+++ Records for the exercise +++
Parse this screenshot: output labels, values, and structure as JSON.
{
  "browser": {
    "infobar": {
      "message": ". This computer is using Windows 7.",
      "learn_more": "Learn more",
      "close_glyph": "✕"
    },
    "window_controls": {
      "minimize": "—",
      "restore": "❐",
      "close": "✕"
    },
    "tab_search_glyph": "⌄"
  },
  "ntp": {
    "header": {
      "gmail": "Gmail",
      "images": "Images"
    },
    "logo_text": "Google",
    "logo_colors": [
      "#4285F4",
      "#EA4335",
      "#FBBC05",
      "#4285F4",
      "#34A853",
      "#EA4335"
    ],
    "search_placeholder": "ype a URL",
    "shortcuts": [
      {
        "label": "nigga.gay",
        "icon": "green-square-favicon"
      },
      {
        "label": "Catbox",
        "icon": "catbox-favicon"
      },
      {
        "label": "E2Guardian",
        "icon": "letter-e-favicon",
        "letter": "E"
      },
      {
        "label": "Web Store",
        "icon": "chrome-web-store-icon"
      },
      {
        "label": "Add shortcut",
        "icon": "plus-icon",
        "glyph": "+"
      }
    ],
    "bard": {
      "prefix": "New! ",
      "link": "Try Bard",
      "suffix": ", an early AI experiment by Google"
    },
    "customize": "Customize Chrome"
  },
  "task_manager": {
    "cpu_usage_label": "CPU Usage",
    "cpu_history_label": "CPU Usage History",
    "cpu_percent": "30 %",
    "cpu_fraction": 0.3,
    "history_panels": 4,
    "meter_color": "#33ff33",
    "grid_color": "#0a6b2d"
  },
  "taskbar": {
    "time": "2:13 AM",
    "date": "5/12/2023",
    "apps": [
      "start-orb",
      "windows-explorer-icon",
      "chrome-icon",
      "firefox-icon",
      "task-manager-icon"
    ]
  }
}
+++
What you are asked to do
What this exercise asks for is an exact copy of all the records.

Output
Parse this screenshot: output labels, values, and structure as JSON.
{
  "browser": {
    "infobar": {
      "message": ". This computer is using Windows 7.",
      "learn_more": "Learn more",
      "close_glyph": "✕"
    },
    "window_controls": {
      "minimize": "—",
      "restore": "❐",
      "close": "✕"
    },
    "tab_search_glyph": "⌄"
  },
  "ntp": {
    "header": {
      "gmail": "Gmail",
      "images": "Images"
    },
    "logo_text": "Google",
    "logo_colors": [
      "#4285F4",
      "#EA4335",
      "#FBBC05",
      "#4285F4",
      "#34A853",
      "#EA4335"
    ],
    "search_placeholder": "ype a URL",
    "shortcuts": [
      {
        "label": "nigga.gay",
        "icon": "green-square-favicon"
      },
      {
        "label": "Catbox",
        "icon": "catbox-favicon"
      },
      {
        "label": "E2Guardian",
        "icon": "letter-e-favicon",
        "letter": "E"
      },
      {
        "label": "Web Store",
        "icon": "chrome-web-store-icon"
      },
      {
        "label": "Add shortcut",
        "icon": "plus-icon",
        "glyph": "+"
      }
    ],
    "bard": {
      "prefix": "New! ",
      "link": "Try Bard",
      "suffix": ", an early AI experiment by Google"
    },
    "customize": "Customize Chrome"
  },
  "task_manager": {
    "cpu_usage_label": "CPU Usage",
    "cpu_history_label": "CPU Usage History",
    "cpu_percent": "30 %",
    "cpu_fraction": 0.3,
    "history_panels": 4,
    "meter_color": "#33ff33",
    "grid_color": "#0a6b2d"
  },
  "taskbar": {
    "time": "2:13 AM",
    "date": "5/12/2023",
    "apps": [
      "start-orb",
      "windows-explorer-icon",
      "chrome-icon",
      "firefox-icon",
      "task-manager-icon"
    ]
  }
}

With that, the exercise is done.